SUPPLY & DEMAND:
The chart below shows supply and demand history and expectations as of November 2017. According to the chart, global supply and demand have essentially rebalanced during the first three quarters of 2017 with a slight deficit and are expected to remain roughly in balance through 2018 with a slight surplus. This expectation of balance of supply and demand will be supportive of price.
Below is the one-year chart US stock market prices as of November 24th.
Below is the one-year chart for the US dollar index as of November 24th.
During the week ended November 17th, total petroleum inventories decreased by 1.54 million barrels vs. a five year average increase of 2.75 million barrels and vs. an expected decrease of 2.00 million barrels. Inventories decreased by 4.29 million barrels vs. the five year average and increased by 0.46 million barrels vs. expectations. Total inventories stand at 792.6 million barrels, down from 794.2 million barrels at the end of the previous week. The five year average inventory is 738.7 million barrels, up from 736.0 million barrels at the end of the previous week.
Current inventories are 7.30% higher than the five year average, down from +7.91% at the end of the previous week.
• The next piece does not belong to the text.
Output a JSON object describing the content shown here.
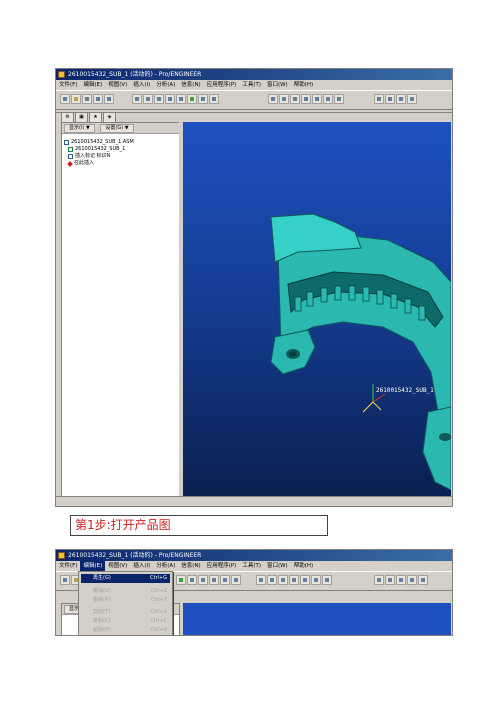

As of November 21st, the net speculative long position in petroleum futures was 509,232,000 barrels, down 12,758,000 barrels (-2.44%) from the previous week. Speculation decreased for the first time in five weeks and represents 64.24% of domestic inventories. Speculation is 56.20% above its one year moving average. The corresponding spot month diesel futures price on November 21st was 193.59 cents per gallon, up 2.89 cents from 190.70 cents per gallon during the previous week.
Diesel fuel price and size of speculative net long position in petroleum are 70.47% correlated over the past 52 weeks indicating that, on a statistical basis over the past year that 49.66% of diesel fuel price movements are explained by changes in level of speculation.
The net speculative long position has been variable over the past year ranging between 81 million and 522 million barrels with an average of about 326 million barrels, which is up roughly 6 million barrels on the week.
Based on a multiple regression analysis considering the level of the dollar, speculation, and inventory over the past five years as of November 21st, the market price for spot month diesel futures is estimated to be 228.18 versus the actual price of 193.59. This indicates that the market is currently undervalued by 34.59 cents per gallon given the assumptions of the pricing model.
Linwood Capital, LLC is an institutional fuel hedging management, advisory, and consulting firm. Linwood creates and manages customized fuel hedging programs for institutional consumers of petroleum and natural gas.